(Items listed in a dataset)
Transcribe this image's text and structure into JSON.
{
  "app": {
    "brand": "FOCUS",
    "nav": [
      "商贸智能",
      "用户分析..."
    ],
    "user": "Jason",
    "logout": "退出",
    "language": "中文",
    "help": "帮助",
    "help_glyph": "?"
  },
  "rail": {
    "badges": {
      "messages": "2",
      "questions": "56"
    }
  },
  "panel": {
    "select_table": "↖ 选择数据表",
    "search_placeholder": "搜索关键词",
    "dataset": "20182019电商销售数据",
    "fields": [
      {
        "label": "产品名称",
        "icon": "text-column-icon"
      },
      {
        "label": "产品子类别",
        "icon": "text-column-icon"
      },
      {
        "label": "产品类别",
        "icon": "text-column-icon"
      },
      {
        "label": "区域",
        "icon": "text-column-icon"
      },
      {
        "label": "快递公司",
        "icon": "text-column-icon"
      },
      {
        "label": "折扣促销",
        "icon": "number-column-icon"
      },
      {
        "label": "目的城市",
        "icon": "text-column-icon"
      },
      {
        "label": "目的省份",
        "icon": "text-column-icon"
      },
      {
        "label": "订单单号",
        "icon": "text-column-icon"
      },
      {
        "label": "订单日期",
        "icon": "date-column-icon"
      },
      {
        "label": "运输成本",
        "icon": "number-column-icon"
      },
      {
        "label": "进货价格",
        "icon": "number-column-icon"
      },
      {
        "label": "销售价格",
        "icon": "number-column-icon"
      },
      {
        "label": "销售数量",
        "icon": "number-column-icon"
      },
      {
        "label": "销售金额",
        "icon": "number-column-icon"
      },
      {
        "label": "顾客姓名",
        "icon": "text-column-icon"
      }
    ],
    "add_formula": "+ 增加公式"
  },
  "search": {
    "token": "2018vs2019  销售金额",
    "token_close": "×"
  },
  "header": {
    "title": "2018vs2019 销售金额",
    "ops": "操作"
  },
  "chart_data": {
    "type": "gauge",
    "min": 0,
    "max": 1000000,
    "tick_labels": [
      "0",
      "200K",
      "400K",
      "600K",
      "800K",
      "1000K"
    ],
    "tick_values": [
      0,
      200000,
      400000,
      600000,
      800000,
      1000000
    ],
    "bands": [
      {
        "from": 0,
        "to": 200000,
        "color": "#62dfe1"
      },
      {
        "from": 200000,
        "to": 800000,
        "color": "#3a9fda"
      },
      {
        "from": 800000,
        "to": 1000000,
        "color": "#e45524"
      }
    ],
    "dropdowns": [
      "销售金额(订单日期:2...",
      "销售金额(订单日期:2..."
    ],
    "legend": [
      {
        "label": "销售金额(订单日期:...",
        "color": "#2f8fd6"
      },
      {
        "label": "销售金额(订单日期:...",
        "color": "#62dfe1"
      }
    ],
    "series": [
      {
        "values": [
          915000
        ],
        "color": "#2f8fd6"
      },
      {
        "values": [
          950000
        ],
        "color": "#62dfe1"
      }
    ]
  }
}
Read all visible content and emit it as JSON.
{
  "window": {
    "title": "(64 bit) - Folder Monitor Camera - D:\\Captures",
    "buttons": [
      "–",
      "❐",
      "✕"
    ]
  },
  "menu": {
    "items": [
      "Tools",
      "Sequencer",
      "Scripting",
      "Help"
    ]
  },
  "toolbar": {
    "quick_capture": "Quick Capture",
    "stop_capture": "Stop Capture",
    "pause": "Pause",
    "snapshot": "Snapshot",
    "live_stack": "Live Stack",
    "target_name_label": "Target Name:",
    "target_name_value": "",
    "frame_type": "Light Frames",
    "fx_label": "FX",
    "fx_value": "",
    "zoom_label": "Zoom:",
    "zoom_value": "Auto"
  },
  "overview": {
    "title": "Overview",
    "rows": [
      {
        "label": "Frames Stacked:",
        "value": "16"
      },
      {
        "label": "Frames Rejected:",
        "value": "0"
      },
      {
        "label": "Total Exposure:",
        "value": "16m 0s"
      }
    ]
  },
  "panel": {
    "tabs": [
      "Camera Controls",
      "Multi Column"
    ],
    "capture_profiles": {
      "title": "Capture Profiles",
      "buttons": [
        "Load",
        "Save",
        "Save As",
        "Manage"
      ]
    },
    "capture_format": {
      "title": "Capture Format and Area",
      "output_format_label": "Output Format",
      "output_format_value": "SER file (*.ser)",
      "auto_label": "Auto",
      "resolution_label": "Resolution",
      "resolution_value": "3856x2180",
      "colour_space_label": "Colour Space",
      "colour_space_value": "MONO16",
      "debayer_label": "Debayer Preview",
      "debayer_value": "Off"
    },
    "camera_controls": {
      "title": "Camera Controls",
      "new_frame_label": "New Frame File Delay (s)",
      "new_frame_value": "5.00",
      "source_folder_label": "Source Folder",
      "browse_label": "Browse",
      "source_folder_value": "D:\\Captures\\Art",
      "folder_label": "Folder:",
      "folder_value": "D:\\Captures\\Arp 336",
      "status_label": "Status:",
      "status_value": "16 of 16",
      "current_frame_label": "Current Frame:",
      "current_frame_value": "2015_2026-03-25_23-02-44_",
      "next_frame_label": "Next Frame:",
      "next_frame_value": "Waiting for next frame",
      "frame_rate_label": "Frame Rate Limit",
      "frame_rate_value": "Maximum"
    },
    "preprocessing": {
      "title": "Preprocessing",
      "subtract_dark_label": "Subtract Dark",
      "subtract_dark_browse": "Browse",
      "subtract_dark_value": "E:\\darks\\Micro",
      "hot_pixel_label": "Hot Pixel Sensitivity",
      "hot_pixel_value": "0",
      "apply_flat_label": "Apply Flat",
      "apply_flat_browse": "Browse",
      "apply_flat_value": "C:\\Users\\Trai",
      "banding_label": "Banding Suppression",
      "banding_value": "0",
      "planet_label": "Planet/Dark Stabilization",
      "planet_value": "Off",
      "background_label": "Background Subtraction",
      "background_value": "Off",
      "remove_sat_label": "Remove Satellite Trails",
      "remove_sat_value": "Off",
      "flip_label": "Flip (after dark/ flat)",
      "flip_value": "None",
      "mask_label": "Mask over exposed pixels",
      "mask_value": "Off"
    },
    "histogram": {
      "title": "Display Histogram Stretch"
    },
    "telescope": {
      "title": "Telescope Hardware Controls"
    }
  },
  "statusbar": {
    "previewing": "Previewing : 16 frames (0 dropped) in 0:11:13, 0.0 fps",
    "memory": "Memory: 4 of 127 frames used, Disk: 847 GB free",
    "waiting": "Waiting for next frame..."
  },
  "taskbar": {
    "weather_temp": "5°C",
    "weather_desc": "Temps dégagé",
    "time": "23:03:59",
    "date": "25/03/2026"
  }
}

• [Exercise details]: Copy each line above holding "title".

• [Result of this task]:
    "title": "2018vs2019 销售金额",
    "title": "(64 bit) - Folder Monitor Camera - D:\\Captures",
    "title": "Overview",
      "title": "Capture Profiles",
      "title": "Capture Format and Area",
      "title": "Camera Controls",
      "title": "Preprocessing",
      "title": "Display Histogram Stretch"
      "title": "Telescope Hardware Controls"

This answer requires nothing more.